Repeat the data exactly, every last line of it.

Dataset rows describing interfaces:
--- START ---

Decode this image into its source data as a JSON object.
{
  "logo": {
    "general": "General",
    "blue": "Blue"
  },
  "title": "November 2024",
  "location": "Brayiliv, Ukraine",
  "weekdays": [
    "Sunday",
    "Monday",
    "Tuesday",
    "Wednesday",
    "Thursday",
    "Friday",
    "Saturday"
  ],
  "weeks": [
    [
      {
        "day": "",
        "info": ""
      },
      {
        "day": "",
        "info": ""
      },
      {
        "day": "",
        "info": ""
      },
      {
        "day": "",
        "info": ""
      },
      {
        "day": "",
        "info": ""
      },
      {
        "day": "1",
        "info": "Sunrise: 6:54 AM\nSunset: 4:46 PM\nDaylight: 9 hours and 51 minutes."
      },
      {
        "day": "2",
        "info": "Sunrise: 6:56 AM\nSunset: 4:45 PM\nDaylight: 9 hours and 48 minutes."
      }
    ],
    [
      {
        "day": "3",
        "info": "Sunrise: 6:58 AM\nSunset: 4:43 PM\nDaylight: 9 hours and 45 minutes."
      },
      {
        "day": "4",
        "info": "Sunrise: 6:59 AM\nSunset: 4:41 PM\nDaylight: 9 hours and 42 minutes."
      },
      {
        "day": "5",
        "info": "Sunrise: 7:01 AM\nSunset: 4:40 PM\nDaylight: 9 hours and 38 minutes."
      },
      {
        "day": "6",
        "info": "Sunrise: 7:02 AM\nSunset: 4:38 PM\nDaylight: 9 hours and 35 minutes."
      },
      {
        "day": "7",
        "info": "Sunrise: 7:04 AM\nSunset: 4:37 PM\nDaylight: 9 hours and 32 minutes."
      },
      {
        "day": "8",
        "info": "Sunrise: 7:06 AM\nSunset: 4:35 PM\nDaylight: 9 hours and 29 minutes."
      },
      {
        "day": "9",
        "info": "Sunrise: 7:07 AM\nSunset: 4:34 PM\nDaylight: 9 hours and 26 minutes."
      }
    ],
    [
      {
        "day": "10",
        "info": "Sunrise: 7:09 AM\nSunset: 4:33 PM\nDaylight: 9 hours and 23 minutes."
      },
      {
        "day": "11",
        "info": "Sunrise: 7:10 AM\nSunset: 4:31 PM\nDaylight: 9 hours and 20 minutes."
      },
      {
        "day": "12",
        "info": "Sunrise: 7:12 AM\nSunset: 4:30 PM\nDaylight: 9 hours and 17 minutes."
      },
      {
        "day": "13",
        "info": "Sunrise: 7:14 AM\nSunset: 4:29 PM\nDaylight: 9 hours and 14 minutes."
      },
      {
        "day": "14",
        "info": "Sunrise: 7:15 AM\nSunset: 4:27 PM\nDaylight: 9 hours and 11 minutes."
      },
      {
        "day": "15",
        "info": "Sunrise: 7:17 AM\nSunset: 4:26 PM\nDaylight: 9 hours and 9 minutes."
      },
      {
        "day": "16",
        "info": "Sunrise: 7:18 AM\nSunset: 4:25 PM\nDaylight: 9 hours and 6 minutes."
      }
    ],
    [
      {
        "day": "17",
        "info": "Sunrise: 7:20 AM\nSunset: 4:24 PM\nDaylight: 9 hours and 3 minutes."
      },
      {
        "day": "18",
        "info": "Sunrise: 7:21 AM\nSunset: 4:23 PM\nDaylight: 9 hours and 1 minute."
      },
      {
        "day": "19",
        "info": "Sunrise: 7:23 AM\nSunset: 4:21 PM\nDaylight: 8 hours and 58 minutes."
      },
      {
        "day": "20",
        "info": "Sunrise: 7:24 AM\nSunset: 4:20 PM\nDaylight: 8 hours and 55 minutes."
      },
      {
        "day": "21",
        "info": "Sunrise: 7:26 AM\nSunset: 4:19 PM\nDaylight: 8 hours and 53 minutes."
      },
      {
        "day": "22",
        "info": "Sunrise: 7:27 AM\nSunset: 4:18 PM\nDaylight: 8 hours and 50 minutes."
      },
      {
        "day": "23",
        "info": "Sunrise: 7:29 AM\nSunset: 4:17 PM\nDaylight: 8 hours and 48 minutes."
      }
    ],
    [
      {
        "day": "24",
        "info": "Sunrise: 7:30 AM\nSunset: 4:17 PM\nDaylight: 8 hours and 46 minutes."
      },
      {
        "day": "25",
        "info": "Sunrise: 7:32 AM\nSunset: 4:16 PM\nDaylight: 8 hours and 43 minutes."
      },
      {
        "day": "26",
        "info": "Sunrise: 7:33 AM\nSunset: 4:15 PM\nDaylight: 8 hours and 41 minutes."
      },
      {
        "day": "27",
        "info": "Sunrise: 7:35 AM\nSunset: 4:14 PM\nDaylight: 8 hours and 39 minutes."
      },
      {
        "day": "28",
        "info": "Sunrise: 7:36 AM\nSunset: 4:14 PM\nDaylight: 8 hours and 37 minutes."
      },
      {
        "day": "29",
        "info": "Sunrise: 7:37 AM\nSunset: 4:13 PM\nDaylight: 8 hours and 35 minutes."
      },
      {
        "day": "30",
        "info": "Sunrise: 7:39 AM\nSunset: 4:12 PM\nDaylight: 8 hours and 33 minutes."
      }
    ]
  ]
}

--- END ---

*Answer for this exercise*:
Decode this image into its source data as a JSON object.
{
  "logo": {
    "general": "General",
    "blue": "Blue"
  },
  "title": "November 2024",
  "location": "Brayiliv, Ukraine",
  "weekdays": [
    "Sunday",
    "Monday",
    "Tuesday",
    "Wednesday",
    "Thursday",
    "Friday",
    "Saturday"
  ],
  "weeks": [
    [
      {
        "day": "",
        "info": ""
      },
      {
        "day": "",
        "info": ""
      },
      {
        "day": "",
        "info": ""
      },
      {
        "day": "",
        "info": ""
      },
      {
        "day": "",
        "info": ""
      },
      {
        "day": "1",
        "info": "Sunrise: 6:54 AM\nSunset: 4:46 PM\nDaylight: 9 hours and 51 minutes."
      },
      {
        "day": "2",
        "info": "Sunrise: 6:56 AM\nSunset: 4:45 PM\nDaylight: 9 hours and 48 minutes."
      }
    ],
    [
      {
        "day": "3",
        "info": "Sunrise: 6:58 AM\nSunset: 4:43 PM\nDaylight: 9 hours and 45 minutes."
      },
      {
        "day": "4",
        "info": "Sunrise: 6:59 AM\nSunset: 4:41 PM\nDaylight: 9 hours and 42 minutes."
      },
      {
        "day": "5",
        "info": "Sunrise: 7:01 AM\nSunset: 4:40 PM\nDaylight: 9 hours and 38 minutes."
      },
      {
        "day": "6",
        "info": "Sunrise: 7:02 AM\nSunset: 4:38 PM\nDaylight: 9 hours and 35 minutes."
      },
      {
        "day": "7",
        "info": "Sunrise: 7:04 AM\nSunset: 4:37 PM\nDaylight: 9 hours and 32 minutes."
      },
      {
        "day": "8",
        "info": "Sunrise: 7:06 AM\nSunset: 4:35 PM\nDaylight: 9 hours and 29 minutes."
      },
      {
        "day": "9",
        "info": "Sunrise: 7:07 AM\nSunset: 4:34 PM\nDaylight: 9 hours and 26 minutes."
      }
    ],
    [
      {
        "day": "10",
        "info": "Sunrise: 7:09 AM\nSunset: 4:33 PM\nDaylight: 9 hours and 23 minutes."
      },
      {
        "day": "11",
        "info": "Sunrise: 7:10 AM\nSunset: 4:31 PM\nDaylight: 9 hours and 20 minutes."
      },
      {
        "day": "12",
        "info": "Sunrise: 7:12 AM\nSunset: 4:30 PM\nDaylight: 9 hours and 17 minutes."
      },
      {
        "day": "13",
        "info": "Sunrise: 7:14 AM\nSunset: 4:29 PM\nDaylight: 9 hours and 14 minutes."
      },
      {
        "day": "14",
        "info": "Sunrise: 7:15 AM\nSunset: 4:27 PM\nDaylight: 9 hours and 11 minutes."
      },
      {
        "day": "15",
        "info": "Sunrise: 7:17 AM\nSunset: 4:26 PM\nDaylight: 9 hours and 9 minutes."
      },
      {
        "day": "16",
        "info": "Sunrise: 7:18 AM\nSunset: 4:25 PM\nDaylight: 9 hours and 6 minutes."
      }
    ],
    [
      {
        "day": "17",
        "info": "Sunrise: 7:20 AM\nSunset: 4:24 PM\nDaylight: 9 hours and 3 minutes."
      },
      {
        "day": "18",
        "info": "Sunrise: 7:21 AM\nSunset: 4:23 PM\nDaylight: 9 hours and 1 minute."
      },
      {
        "day": "19",
        "info": "Sunrise: 7:23 AM\nSunset: 4:21 PM\nDaylight: 8 hours and 58 minutes."
      },
      {
        "day": "20",
        "info": "Sunrise: 7:24 AM\nSunset: 4:20 PM\nDaylight: 8 hours and 55 minutes."
      },
      {
        "day": "21",
        "info": "Sunrise: 7:26 AM\nSunset: 4:19 PM\nDaylight: 8 hours and 53 minutes."
      },
      {
        "day": "22",
        "info": "Sunrise: 7:27 AM\nSunset: 4:18 PM\nDaylight: 8 hours and 50 minutes."
      },
      {
        "day": "23",
        "info": "Sunrise: 7:29 AM\nSunset: 4:17 PM\nDaylight: 8 hours and 48 minutes."
      }
    ],
    [
      {
        "day": "24",
        "info": "Sunrise: 7:30 AM\nSunset: 4:17 PM\nDaylight: 8 hours and 46 minutes."
      },
      {
        "day": "25",
        "info": "Sunrise: 7:32 AM\nSunset: 4:16 PM\nDaylight: 8 hours and 43 minutes."
      },
      {
        "day": "26",
        "info": "Sunrise: 7:33 AM\nSunset: 4:15 PM\nDaylight: 8 hours and 41 minutes."
      },
      {
        "day": "27",
        "info": "Sunrise: 7:35 AM\nSunset: 4:14 PM\nDaylight: 8 hours and 39 minutes."
      },
      {
        "day": "28",
        "info": "Sunrise: 7:36 AM\nSunset: 4:14 PM\nDaylight: 8 hours and 37 minutes."
      },
      {
        "day": "29",
        "info": "Sunrise: 7:37 AM\nSunset: 4:13 PM\nDaylight: 8 hours and 35 minutes."
      },
      {
        "day": "30",
        "info": "Sunrise: 7:39 AM\nSunset: 4:12 PM\nDaylight: 8 hours and 33 minutes."
      }
    ]
  ]
}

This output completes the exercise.